18000 MW for 500 years!

Conclusion closing the loop

Knowledge of the basic datasets is equally important to collate new technology with the existing one.

Field geological techniques should be learnt by new explorationists for proper visualization of natural processes.
Oil shales, Basin Centered Gas, and Gas to liquid (GTL) are additional list of energy sources.

References:
1.Oil and Natural Gas Corporation (ONGC) presentations 2.Oil Infraline- Oil and Gas Exploration and Production in India, A reference book, 2005, 492 p 3.Energy Information Administration, International Energy Annual 2005-web page: http://www.eia.doe.gov/international 4.University of Petroleum & Energy Studies library books, E-Resources

Vijai Kumar Baskaran


B.Tech. (Petroleum Engineering), IV-year
University of Petroleum & Energy Studies, India

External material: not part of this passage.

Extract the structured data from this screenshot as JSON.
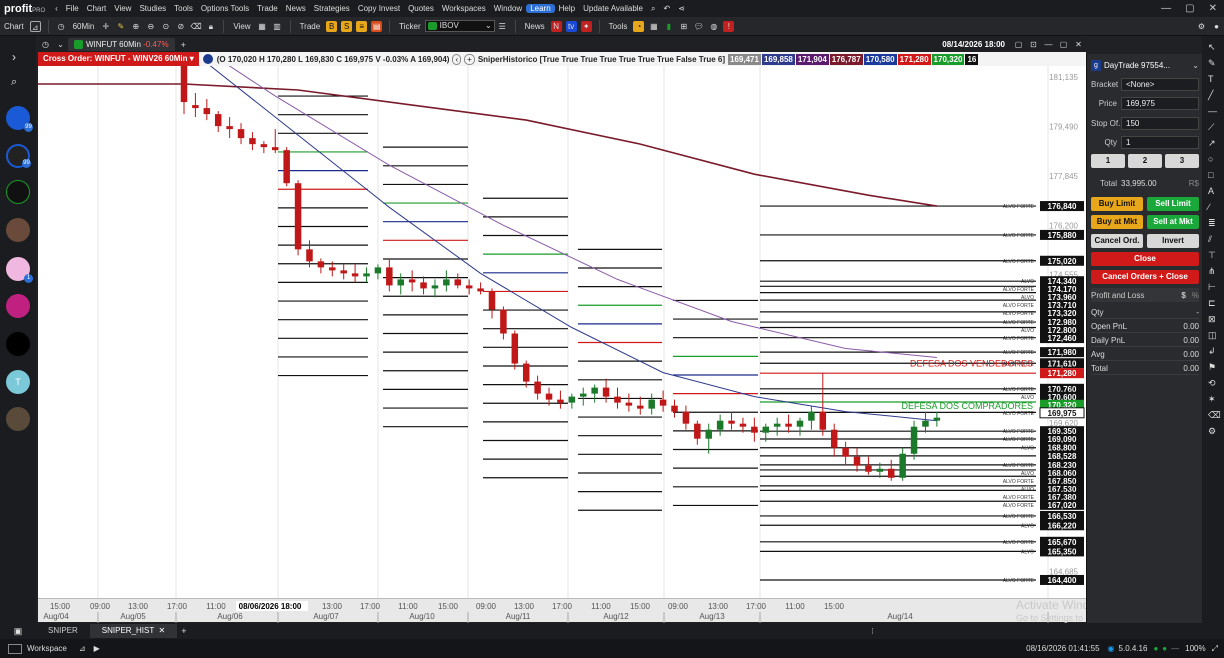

Mr. Vijai Kumar Baskaran (20 years old) is an Engineering student of University of Petroleum & Energy Studies, Dehradun, India. He is now in the fourth year of 5 years Integrated B.Tech programme. He is academically very competitive and encyclopaedic; diligent and curious, which provides him, the potential very much needed in a person aspiring for a future in oil and gas industry. Mr.Vijai is a Central Board of Secondary Education(CBSE) scholar under the Central sector scholar scheme under MHRD of India. This scholarship is valid till his post graduation. He also receives Scholarships from his University for his exemplary academic records. Mr.Vijai is a President award winner in Scouting for the year 2006. He has published two technical papers at the XV international scientific symposium on subsurface development held in Tomsk Polytechnic University (TPU), Russia from 4th to 9th April 2011. Also, he has on-field work experiences in Oil and Natural Gas Corporation (ONGC), Cauvery asset, India and in RUS Imperial group ( a subsidiary of ONGC Videsh) in Mayaskoye oil field of West Siberia, Russia. His areas of interests include Directional drilling, Well Stimulation , Oil and Gas Exploration . e-mail: vijaik4@gmail.com, bvkvijai@yahoo.com Mobile: +91 9557050953 (IND)